Nation struggles to get accredited therapists
Updated: 2013-06-28 08:05
Dance has been a method of expression and physical exercise for centuries, but the establishment of dance as a therapy and as profession did not occur until the 1950s in the United States. It helped the country's people get out of the shadow of World War II and resume normal lives.
In the US and Europe, where dance therapy is well developed, professional organizations such as The American Dance Therapy Association and The Association for Dance Movement Psychotherapy in the United Kingdom set guidelines for the profession's education and offer credentials.
One has to complete strict training and pass grueling tests to acquire the credentials to become a dance therapist.
For example, in the US, to become a registered dance and movement therapist, or R-DMT, requires at least a master's degree with 700 hours of supervised clinical work. The requirement is 3,640 hours if one wants to become a board-certified dance and movement therapist. There are only six ADTA-approved master's programs in the US.
There are fewer than 10 ADTA registered professional dance therapists on the Chinese mainland, Hong Kong and Taiwan. In Taiwan, the profession is relatively better developed, with an association of dance therapists set up in 2002. But the mainland does not yet have an association nor a system of training and education to offer reliable accreditation.
Tony Zhou from Inspirees Institute of Creative Arts Therapy said the biggest challenge to dance therapy's development in China is the need to nurture qualified professionals.
"The market demand for professional dance therapists with internationally recognized credentials is much bigger than the number of such professionals in China. If some institutions are driven by profit to offer substandard service, it will harm the burgeoning industry," Zhou said.
"There will be many unexpected strong emotional breakouts during dance therapy. It is difficult for therapists to keep an emergency under control, which requires a lot of professional training."
Therapist Wang Yuchi in Guangzhou admits that she does not have credentials from an overseas association, even though she has put much more than 700 hours into the practice of dance therapy.
"I can't afford the time and money to pursue a master's degree and clinical work overseas. Actually, it's really difficult to get access to such education and job opportunities."
IICAT has developed a three-year professional dance therapy training program in accordance with ADTA guidelines and so far is the only institute in China that provides that level of training.
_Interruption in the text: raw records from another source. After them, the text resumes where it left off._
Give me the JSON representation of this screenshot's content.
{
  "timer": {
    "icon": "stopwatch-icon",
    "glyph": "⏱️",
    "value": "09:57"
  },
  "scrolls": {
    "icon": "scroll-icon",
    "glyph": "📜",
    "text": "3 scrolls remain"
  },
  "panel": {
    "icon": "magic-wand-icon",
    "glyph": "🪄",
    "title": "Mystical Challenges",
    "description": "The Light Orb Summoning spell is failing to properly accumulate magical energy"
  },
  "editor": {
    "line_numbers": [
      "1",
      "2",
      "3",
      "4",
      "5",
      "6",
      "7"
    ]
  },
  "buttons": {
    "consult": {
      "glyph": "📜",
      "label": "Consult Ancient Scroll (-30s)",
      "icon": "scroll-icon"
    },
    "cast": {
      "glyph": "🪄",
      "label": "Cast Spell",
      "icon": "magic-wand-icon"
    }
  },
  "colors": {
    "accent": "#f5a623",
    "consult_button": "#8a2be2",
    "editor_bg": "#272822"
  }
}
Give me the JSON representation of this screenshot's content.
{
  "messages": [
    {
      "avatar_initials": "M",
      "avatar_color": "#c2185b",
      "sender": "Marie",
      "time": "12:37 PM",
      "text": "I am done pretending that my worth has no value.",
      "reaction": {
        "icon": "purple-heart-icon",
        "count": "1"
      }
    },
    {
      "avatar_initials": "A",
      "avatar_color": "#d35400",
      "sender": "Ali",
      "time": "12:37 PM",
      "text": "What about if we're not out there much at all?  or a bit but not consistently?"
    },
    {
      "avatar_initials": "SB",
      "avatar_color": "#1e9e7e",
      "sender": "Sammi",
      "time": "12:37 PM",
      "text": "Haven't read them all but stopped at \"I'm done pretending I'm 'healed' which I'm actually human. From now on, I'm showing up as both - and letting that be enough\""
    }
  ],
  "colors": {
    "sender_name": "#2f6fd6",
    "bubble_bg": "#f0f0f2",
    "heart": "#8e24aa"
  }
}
Graduates from the program can apply for ADTA's R-DMT credential.
Zhou said that about 45 students are studying part time in IICAT's program in Beijing, Shanghai and Hong Kong.
"However," Wang said, "it will benefit the education and management of local dance therapists most by setting up China's own professional association".
- Xu Jingxi
(China Daily USA 06/28/2013 page5)